High-tourist areas of Mexico, such as the organism-rich cenotes in the Riviera Maya, already require that visitors use only biodegradable, reef-safe sunscreen (not containing oxybenzone and octinoxate). If you’re traveling to the Riviera Maya, including Cancun, Playa del Carmen and Cozumel, and natural reserves such as Xel Ha Park, Xcaret Park, Chankanaab Park, and Garrafon Natural Reef Park, biodegradable sunscreen is mandatory. Anywhere else in Mexico, including Puerto Vallarta, expect to be encouraged to use natural sunscreen. If you only come equipped with a sunscreen containing harmful ingredients, some spots might let you swap for a reef-safe alternative and return yours when you leave, but don’t count on this happening everywhere. Your best bet for a Mexico vacation is to pick up some oxybenzone-free sunscreen before you arrive, it will save some money and get you in good graces with the locals.

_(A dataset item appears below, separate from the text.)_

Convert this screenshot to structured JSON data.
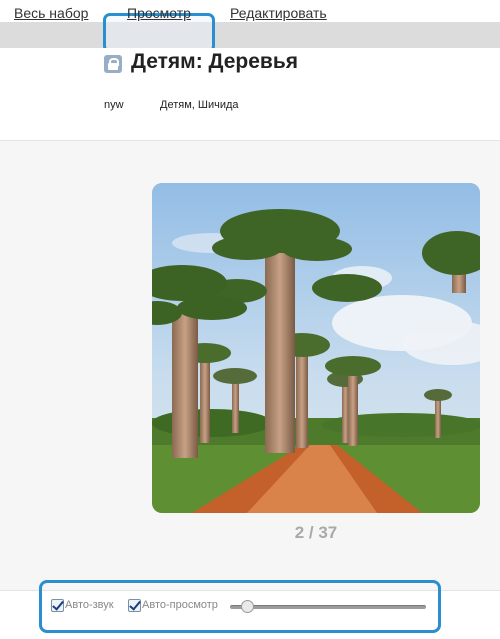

The Caribbean island of Bonaire is a popular diving spot that attracts ocean-lovers from all over the world. Just a few weeks after Hawaii passed its sunscreen ban, Bonaire's council unanimously voted to follow suit by banning the sale of oxybenzone and octinoxate by Jan. 2021. A 2017 study conducted by Wageningen University in the Netherlands (Bonaire is a municipality of the Netherlands) found that many of the island’s dive spots and coastal waters contained the damaging chemicals “at levels of serious environmental concern.”
The first country to vote in a sunscreen ban, Palau has a lot riding on measures to protect the ocean. As an island archipelago country, peaceful Palau in the South Pacific has already seen the effects of ocean warming. The ban in Palau came after a 2017 study conducted by the Coral Reef Research Foundation on the presence of sunscreen chemicals in Palau’s Jellyfish Lake, a UNESCO World Heritage Site. The lake showed high levels of sunscreen compounds in the water due to tourist use, but much higher in the tissues of the jellyfish who live there. The study recommended the promotion of eco-friendly sunscreens throughout the country. The sunscreen ban in Palau will go into full effect in 2020, and businesses will face hefty fines if caught selling sunscreens that are not biodegradable.
U.S. Virgin Islands
In June 2019, lawmakers in the U.S. Virgin Islands voted unanimously to ban the sale, distribution, and import of sunscreen containing oxybenzone and octinoxate. The ban will also encourage locals and visitors to use non-nano mineral sunscreen, which contains mineral particles larger than 100 nanometers. Sunscreens of the non-nano mineral variety are believed to be more gentle on the skin and less harmful to the ocean environment, as the ingredients are not small enough to be absorbed. The ban is poised to go into full effect by March of 2020.